Chris Searle, regional Director for external affairs for Bacardi-Martini, said: “We are confident our advertising agency and its production partners treated Maya, the elephant portrayed in the commercial, in a most respectful, dignified and humane manner at all times during production of the commercial”.

The company claims when not on set, Maya was housed in a 1,000 square foot dirt-floored area that was covered in hay. She was fed fresh hay – as well as bags of carrots and apples – and fresh water was available constantly. Maya was bathed hourly and the flooring of her area was replaced several times a day.

Jan Creamer: “1,000 square foot sounds impressive, but in reality a space approximately 20ft by 50ft is a pitiful size for an elephant enclosure. These animals travel for miles and miles every day in the wild. I visited Circus Herman Renz in Holland a few years ago and the elephants were being kept in a tiny enclosure, on concrete, in a tent [see photograph], there were also tiny tiger cubs lying on the metal floor of a cage on the back of a lorry. In addition companies like Bacardi-Martini cannot vouch for the way in which a circus elephant is taught to perform tricks on command. This training goes on in secret and as we have shown at other circuses it can be a very brutal process.”

Circus Herman Renz

At Circus Herman Renz, ADI filmed elephants housed in small, electric fenced pens inside a tent with concrete flooring and no bedding substrate. Hard surfaces such as concrete or tarmac are unsuitable for elephants[1]; the use of such surfaces causes (along with inadequate exercise) abscesses to form in the nails and in the foot itself and the sole of the foot to crack[2].

Elephants are extremely prone to foot problems in captivity and an unsuitable substrate is one of the major causes of these problems. Concrete flooring also does not facilitate an elephant lying down. In addition the elephants at this circus were showing clear signs of stereotypic behaviours such as swaying. Abnormal behaviours such as stereotypic swaying do not occur in wild animals but in captivity they are a sign that an animal is having difficulty coping with the conditions it is in, that it is experiencing a lack of stimulation and/or environmental control and are generally viewed as an indicator of poor welfare.

Jan Creamer adds: “We implore Bacardi-Martini to commit to stop using performing animals in future adverts. Until they make such a commitment, we will be urging anyone who wants a drink of gin, not to buy Bombay Sapphire. They don’t seem to care about the public’s opposition to animals in circuses, why should you care for their gin.”

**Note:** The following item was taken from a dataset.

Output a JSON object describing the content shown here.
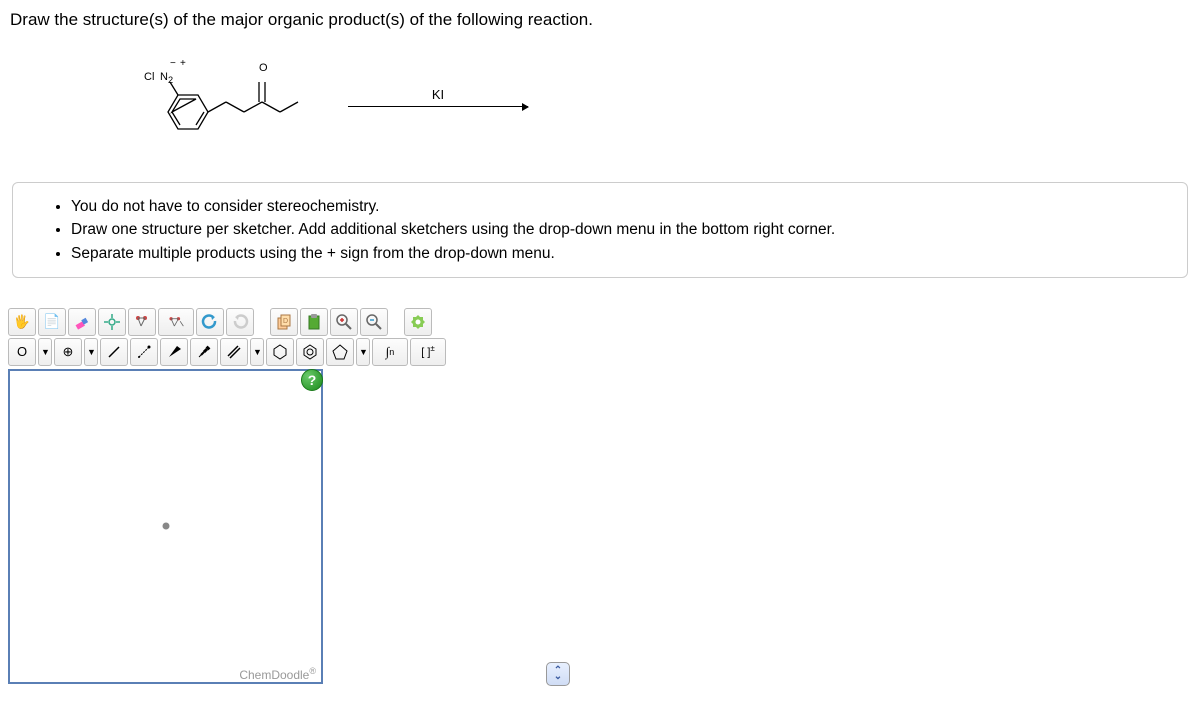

_________________________________ ENDS _______________________________________

  • Both the UK and Scottish Parliaments have now committed to ban certain wild animals in travelling circuses. Approximately 200 local authorities in the UK have banned all animal acts on council land.
  • In Europe Austria has banned wild animals in circuses and 28 Croatian towns have followed suit. In Greece bans have followed in the towns of Malia, Thessaloniki and Patras. A six-year campaign by ADI secured new regulations in over 160 countries concerning the cross border movements of endangered species with animal circuses. ADI’s evidence has been used in Costa Rica and Singapore to secure national prohibitions on the use of wild animals in circuses.
  • ADI has circus campaigns currently running in Europe, the USA and South America.
  • ADI has rescued and relocated a number of circus animals including: lions, tigers, horses, dogs, a python and chimpanzees.
  • --------------------------------------------------------------------------------

    [1] Clubb, R. & Mason, G. (2002) A review of the welfare of zoo elephants in Europe. A report commissioned by the RSPCA.

    [2] Bukley, 2001 and Roocroft and Oosterhuis, 2001 Veasey, J. (2006) Concepts in the care and welfare of captive elephants. International Zoo Yearbook. 40:63-79

    © Animal Defenders International 2019